This week I watched the news, I read The Economist, I read the Guardian, I read some blogs… nothing
really unusual there. But somehow it got to me more than usual… maybe it was The Economist’s cover telling me to “BE AFRAID”… or the continuous reporting and interviewing of people who didn’t seem to know what to do (and these are people who’ve thought about and read about fiscal policies and gross national products and such a whole lot more than I have). It bothered me that nobody seems to know what they’re doing or what needs to be done. Basically it just felt very scary. And I feel very stupid.
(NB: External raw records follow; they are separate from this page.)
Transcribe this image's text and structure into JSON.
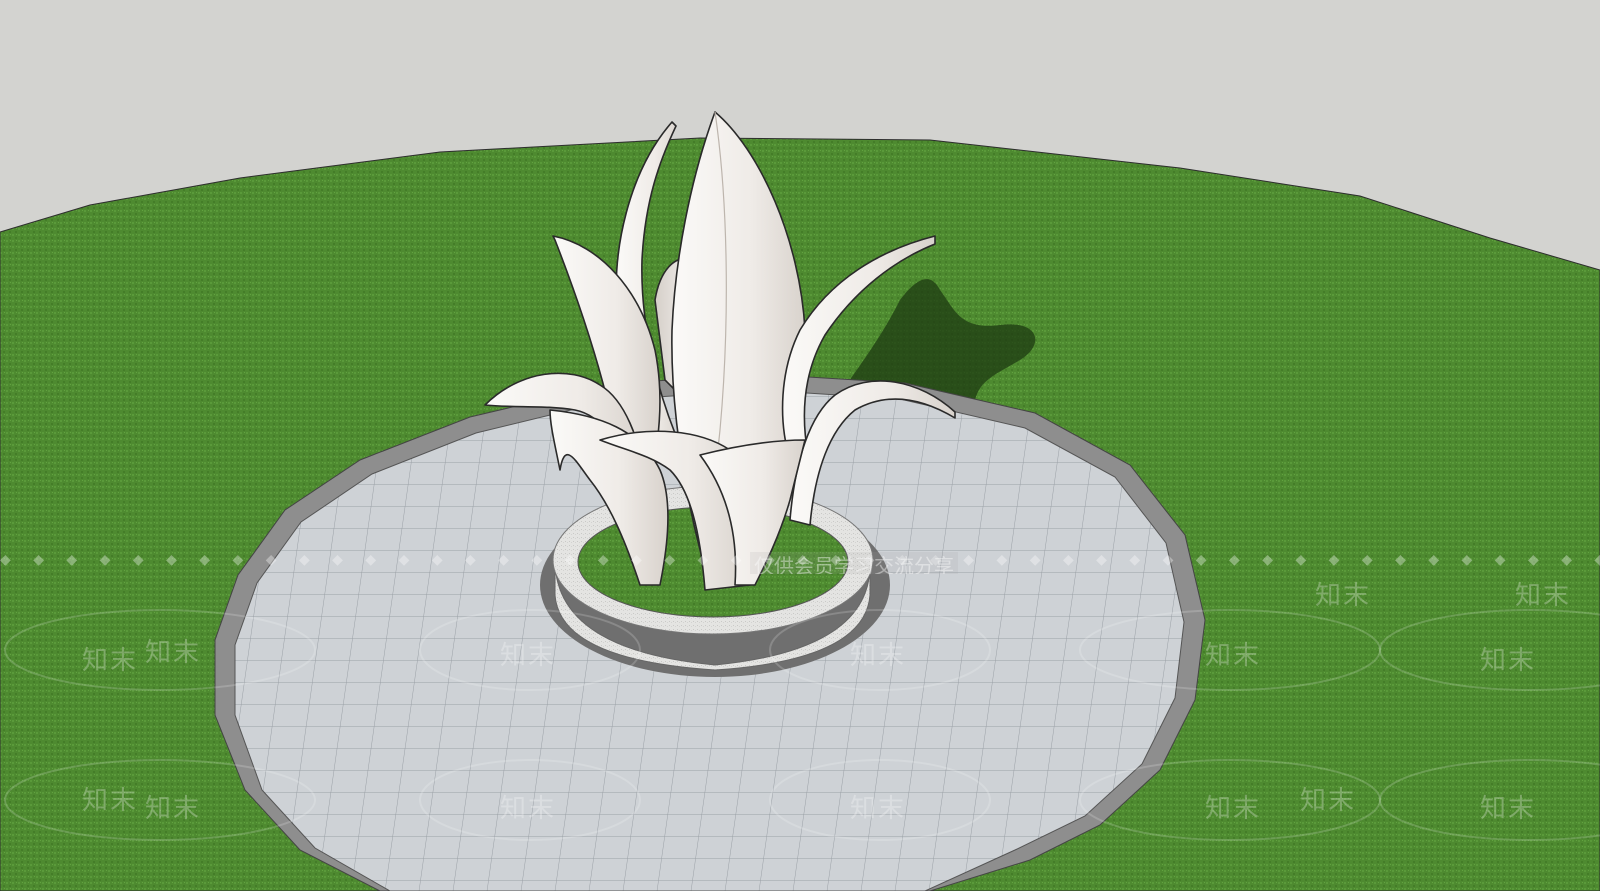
{
  "scene": {
    "type": "3d-model-viewport",
    "subject": "white petal sculpture on circular tiled plaza",
    "colors": {
      "sky": "#d3d3d0",
      "lawn": "#4e8a30",
      "lawn_dark": "#3f7526",
      "plaza": "#ced2d6",
      "plaza_border": "#8e8e8e",
      "planter_rim": "#e6e6e4",
      "petal": "#f4f1ee",
      "petal_shade": "#d9d4cf",
      "shadow": "#1e3a12"
    }
  },
  "watermark": {
    "mark": "知末",
    "banner_caption": "仅供会员学习交流分享",
    "banner_diamonds": "◆ ◆ ◆ ◆ ◆ ◆ ◆ ◆ ◆ ◆ ◆ ◆ ◆ ◆ ◆ ◆ ◆ ◆ ◆ ◆ ◆ ◆ ◆ ◆ ◆ ◆ ◆ ◆ ◆ ◆ ◆ ◆ ◆ ◆ ◆ ◆ ◆ ◆ ◆ ◆ ◆ ◆ ◆ ◆ ◆ ◆ ◆ ◆ ◆ ◆ ◆ ◆ ◆ ◆ ◆ ◆ ◆ ◆ ◆ ◆ ◆ ◆ ◆ ◆ ◆ ◆ ◆ ◆ ◆ ◆ ◆ ◆ ◆ ◆ ◆"
  }
}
So when I saw this captioned image of Fry it reflected how I felt.
But just surfing soup.io (NSFW) is definitely not the answer to this. Ignoring world events and how austerity measures are going to affect everyone is not the solution.
I think Adam Curtis summed it up perfectly: “It’s like living in the mind of a depressed hippie.” 

Memorium in Nuernberg

Am Mittwoch war ich mit meiner Abuela im Memorium in Nürnberg. Die Ausstellung ist klein aber fein. Obwohl der Audioguide im Deutschen nur die Texte, die sowieso neben und unter Bildern stehen, vorliest ist er trotzdem wichtig für die Stellen, an denen Archivmaterial abgespielt wird, da dieses über den Audioguide empfangen wird. Das Museumspersonal war sehr freundlich, die Ausstellung detailliert und gut aufbereitet. Vorallem der Schluß, an dem erklärt wird wie die Erfahrungen von den Nürnberger Prozessen auf die Prozesse in Japan und schließlich in Den Haag angewandt wurden, enthielt für mich viele neue Informationen.
Das Einzige was fehlt ist ein kleines Café in dem man zum Abschluß noch ein gutes Stück Kuchen essen kann.

On Wednesday my Abuela and I went to the Memorium in Nuremberg. The exhibit is small but very good. The Audioguide doesn’t just translate the German texts but also streams original recordings of the proceedings at the Nuremberg Trials. The staff were very friendly and helpful and the exhibition was detailed and well executed. Especially the last bit, in which they explain how the experiences of the Nuremberg Trials was then applied to similar trials in Japan and later in The Hague, contained lots of information that was new to me.
The only thing missing is a cafeteria or café where visitors could enjoy a nice piece of cake.

Last day at the Camp

This is a list of observations in no particular order.

The changeable weather made for some uncomfortable moments.

We discovered that it is possible to make Ramen noodles and tea and coffee in our rice cooker.

The burgers at the camp are pretty good.

We ate our dinners at the ICMP village.

I attended several really interesting lectures with a sociological, philosophical, or anthropological angle.

A friend of mine posted some pictures online.

It’s amazing how the quality of my sleep progressively improved over the week.

I am not looking forward to packing up tomorrow. Setting up camp seemed far more appealing than having to leave the place as we found it on Monday.